## Aim of the exercise
What you return must match the records below exactly, down to each character.
### Information given ###
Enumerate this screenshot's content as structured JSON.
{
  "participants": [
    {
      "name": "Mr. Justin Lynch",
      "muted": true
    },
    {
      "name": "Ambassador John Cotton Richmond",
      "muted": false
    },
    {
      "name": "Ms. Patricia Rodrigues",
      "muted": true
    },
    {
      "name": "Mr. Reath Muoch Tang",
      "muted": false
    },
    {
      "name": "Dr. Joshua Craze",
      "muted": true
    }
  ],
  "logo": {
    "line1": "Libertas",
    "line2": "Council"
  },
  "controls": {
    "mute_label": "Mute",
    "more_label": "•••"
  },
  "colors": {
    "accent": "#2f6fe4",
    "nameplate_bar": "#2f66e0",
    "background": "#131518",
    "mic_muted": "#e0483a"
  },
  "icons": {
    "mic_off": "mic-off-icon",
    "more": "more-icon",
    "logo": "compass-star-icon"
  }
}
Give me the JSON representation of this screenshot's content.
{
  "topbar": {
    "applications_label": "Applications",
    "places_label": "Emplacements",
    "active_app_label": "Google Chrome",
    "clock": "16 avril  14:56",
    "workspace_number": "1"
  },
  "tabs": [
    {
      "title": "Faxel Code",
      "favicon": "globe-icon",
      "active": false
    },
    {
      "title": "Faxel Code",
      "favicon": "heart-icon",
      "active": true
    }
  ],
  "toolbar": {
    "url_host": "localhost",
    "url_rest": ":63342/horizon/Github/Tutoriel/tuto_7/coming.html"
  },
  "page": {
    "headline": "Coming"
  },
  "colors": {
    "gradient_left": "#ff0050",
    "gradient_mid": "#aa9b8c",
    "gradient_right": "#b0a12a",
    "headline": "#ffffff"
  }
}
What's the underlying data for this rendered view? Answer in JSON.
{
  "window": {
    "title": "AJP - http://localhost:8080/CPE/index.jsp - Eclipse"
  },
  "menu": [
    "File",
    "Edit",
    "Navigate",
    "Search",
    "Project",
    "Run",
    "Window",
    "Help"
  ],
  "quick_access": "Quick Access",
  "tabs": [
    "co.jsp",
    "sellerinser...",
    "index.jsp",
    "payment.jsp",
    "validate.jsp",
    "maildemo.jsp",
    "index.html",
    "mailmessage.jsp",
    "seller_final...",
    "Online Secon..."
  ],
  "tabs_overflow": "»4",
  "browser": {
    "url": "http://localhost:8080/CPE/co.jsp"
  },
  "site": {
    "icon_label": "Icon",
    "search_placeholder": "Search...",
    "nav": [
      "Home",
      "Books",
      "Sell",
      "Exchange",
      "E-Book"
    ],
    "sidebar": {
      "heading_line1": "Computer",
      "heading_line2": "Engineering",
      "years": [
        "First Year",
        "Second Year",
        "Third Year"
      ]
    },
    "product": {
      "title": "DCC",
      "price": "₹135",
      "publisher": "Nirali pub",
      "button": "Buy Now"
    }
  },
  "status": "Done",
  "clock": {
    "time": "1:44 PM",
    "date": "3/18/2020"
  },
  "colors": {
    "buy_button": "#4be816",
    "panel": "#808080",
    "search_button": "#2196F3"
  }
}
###
## Exercise response
Enumerate this screenshot's content as structured JSON.
{
  "participants": [
    {
      "name": "Mr. Justin Lynch",
      "muted": true
    },
    {
      "name": "Ambassador John Cotton Richmond",
      "muted": false
    },
    {
      "name": "Ms. Patricia Rodrigues",
      "muted": true
    },
    {
      "name": "Mr. Reath Muoch Tang",
      "muted": false
    },
    {
      "name": "Dr. Joshua Craze",
      "muted": true
    }
  ],
  "logo": {
    "line1": "Libertas",
    "line2": "Council"
  },
  "controls": {
    "mute_label": "Mute",
    "more_label": "•••"
  },
  "colors": {
    "accent": "#2f6fe4",
    "nameplate_bar": "#2f66e0",
    "background": "#131518",
    "mic_muted": "#e0483a"
  },
  "icons": {
    "mic_off": "mic-off-icon",
    "more": "more-icon",
    "logo": "compass-star-icon"
  }
}
Give me the JSON representation of this screenshot's content.
{
  "topbar": {
    "applications_label": "Applications",
    "places_label": "Emplacements",
    "active_app_label": "Google Chrome",
    "clock": "16 avril  14:56",
    "workspace_number": "1"
  },
  "tabs": [
    {
      "title": "Faxel Code",
      "favicon": "globe-icon",
      "active": false
    },
    {
      "title": "Faxel Code",
      "favicon": "heart-icon",
      "active": true
    }
  ],
  "toolbar": {
    "url_host": "localhost",
    "url_rest": ":63342/horizon/Github/Tutoriel/tuto_7/coming.html"
  },
  "page": {
    "headline": "Coming"
  },
  "colors": {
    "gradient_left": "#ff0050",
    "gradient_mid": "#aa9b8c",
    "gradient_right": "#b0a12a",
    "headline": "#ffffff"
  }
}
What's the underlying data for this rendered view? Answer in JSON.
{
  "window": {
    "title": "AJP - http://localhost:8080/CPE/index.jsp - Eclipse"
  },
  "menu": [
    "File",
    "Edit",
    "Navigate",
    "Search",
    "Project",
    "Run",
    "Window",
    "Help"
  ],
  "quick_access": "Quick Access",
  "tabs": [
    "co.jsp",
    "sellerinser...",
    "index.jsp",
    "payment.jsp",
    "validate.jsp",
    "maildemo.jsp",
    "index.html",
    "mailmessage.jsp",
    "seller_final...",
    "Online Secon..."
  ],
  "tabs_overflow": "»4",
  "browser": {
    "url": "http://localhost:8080/CPE/co.jsp"
  },
  "site": {
    "icon_label": "Icon",
    "search_placeholder": "Search...",
    "nav": [
      "Home",
      "Books",
      "Sell",
      "Exchange",
      "E-Book"
    ],
    "sidebar": {
      "heading_line1": "Computer",
      "heading_line2": "Engineering",
      "years": [
        "First Year",
        "Second Year",
        "Third Year"
      ]
    },
    "product": {
      "title": "DCC",
      "price": "₹135",
      "publisher": "Nirali pub",
      "button": "Buy Now"
    }
  },
  "status": "Done",
  "clock": {
    "time": "1:44 PM",
    "date": "3/18/2020"
  },
  "colors": {
    "buy_button": "#4be816",
    "panel": "#808080",
    "search_button": "#2196F3"
  }
}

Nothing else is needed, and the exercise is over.